Records from a collection
------------------------------------------------------------

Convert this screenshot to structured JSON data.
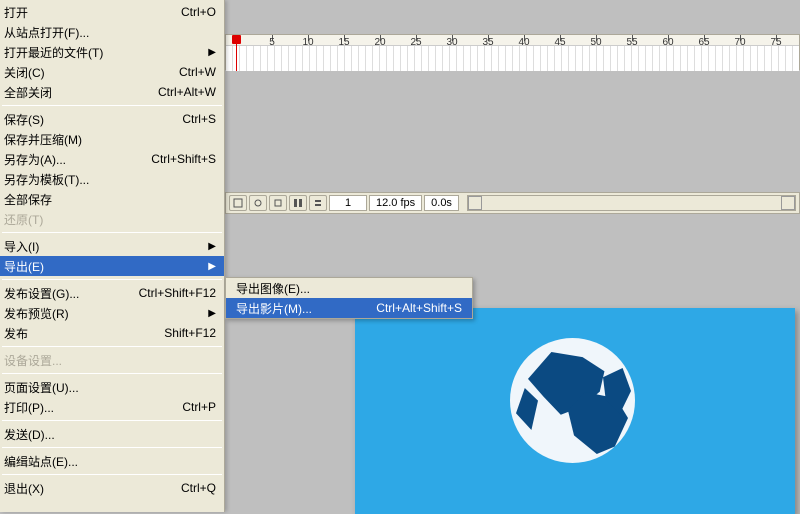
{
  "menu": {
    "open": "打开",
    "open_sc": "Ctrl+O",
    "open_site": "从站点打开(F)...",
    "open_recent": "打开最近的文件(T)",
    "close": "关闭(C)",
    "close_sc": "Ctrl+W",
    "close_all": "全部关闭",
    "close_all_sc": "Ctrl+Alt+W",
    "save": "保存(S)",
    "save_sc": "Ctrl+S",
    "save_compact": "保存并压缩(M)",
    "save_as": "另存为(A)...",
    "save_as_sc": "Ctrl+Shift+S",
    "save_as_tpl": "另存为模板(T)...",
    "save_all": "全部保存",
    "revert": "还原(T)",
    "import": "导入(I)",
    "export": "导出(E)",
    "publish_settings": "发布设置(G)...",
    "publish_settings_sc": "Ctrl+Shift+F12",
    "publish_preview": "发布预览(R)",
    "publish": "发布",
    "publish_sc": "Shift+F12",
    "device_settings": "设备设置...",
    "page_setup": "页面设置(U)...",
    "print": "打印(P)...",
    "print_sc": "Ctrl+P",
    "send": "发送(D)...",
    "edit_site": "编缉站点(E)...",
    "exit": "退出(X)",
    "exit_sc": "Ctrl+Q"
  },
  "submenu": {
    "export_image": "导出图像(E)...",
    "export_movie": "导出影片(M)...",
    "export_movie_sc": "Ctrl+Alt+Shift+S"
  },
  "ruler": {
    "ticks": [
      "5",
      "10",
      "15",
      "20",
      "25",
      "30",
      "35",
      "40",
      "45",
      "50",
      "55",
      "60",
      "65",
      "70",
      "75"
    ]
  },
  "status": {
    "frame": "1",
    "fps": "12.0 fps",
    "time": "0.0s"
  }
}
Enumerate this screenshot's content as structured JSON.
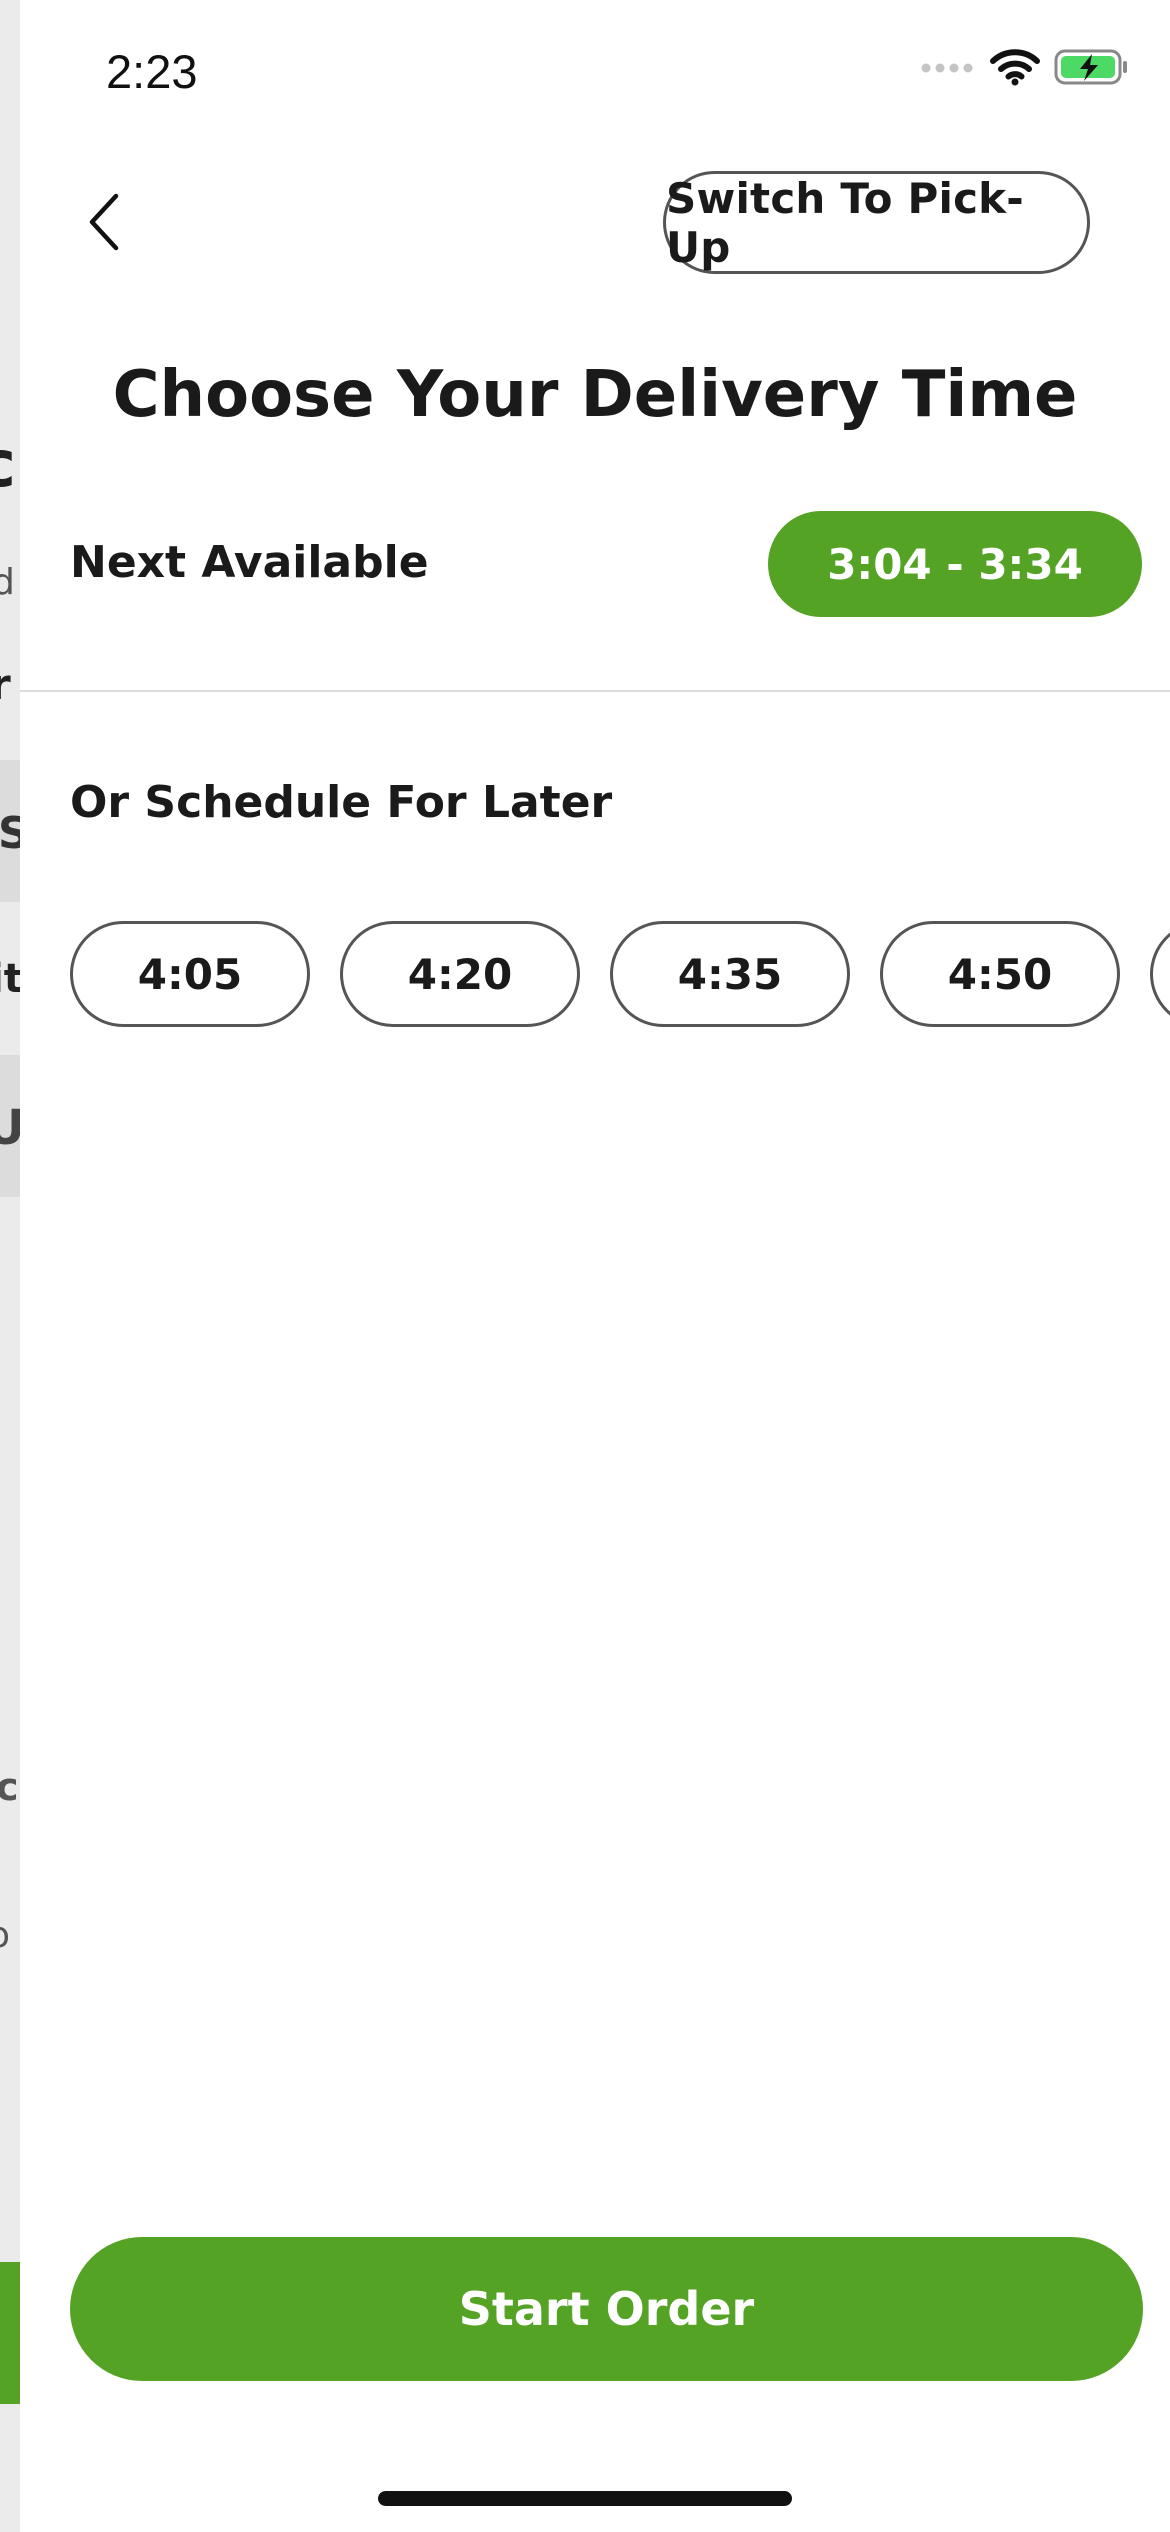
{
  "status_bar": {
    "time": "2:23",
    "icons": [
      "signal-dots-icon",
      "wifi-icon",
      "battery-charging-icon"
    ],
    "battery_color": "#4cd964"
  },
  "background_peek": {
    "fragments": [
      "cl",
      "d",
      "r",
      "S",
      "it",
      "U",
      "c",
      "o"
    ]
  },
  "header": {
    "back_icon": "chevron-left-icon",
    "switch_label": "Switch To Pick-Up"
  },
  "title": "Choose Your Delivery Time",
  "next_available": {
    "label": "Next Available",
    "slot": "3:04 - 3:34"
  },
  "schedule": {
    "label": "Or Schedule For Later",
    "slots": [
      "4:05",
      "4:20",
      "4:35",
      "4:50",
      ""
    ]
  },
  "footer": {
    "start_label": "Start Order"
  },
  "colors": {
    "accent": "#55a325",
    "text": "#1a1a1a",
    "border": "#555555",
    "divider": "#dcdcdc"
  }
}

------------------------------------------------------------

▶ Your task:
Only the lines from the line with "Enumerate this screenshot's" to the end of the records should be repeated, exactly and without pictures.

▶ Result:
Enumerate this screenshot's content as structured JSON.
{
  "status_bar": {
    "time": "2:23",
    "icons": [
      "signal-dots-icon",
      "wifi-icon",
      "battery-charging-icon"
    ],
    "battery_color": "#4cd964"
  },
  "background_peek": {
    "fragments": [
      "cl",
      "d",
      "r",
      "S",
      "it",
      "U",
      "c",
      "o"
    ]
  },
  "header": {
    "back_icon": "chevron-left-icon",
    "switch_label": "Switch To Pick-Up"
  },
  "title": "Choose Your Delivery Time",
  "next_available": {
    "label": "Next Available",
    "slot": "3:04 - 3:34"
  },
  "schedule": {
    "label": "Or Schedule For Later",
    "slots": [
      "4:05",
      "4:20",
      "4:35",
      "4:50",
      ""
    ]
  },
  "footer": {
    "start_label": "Start Order"
  },
  "colors": {
    "accent": "#55a325",
    "text": "#1a1a1a",
    "border": "#555555",
    "divider": "#dcdcdc"
  }
}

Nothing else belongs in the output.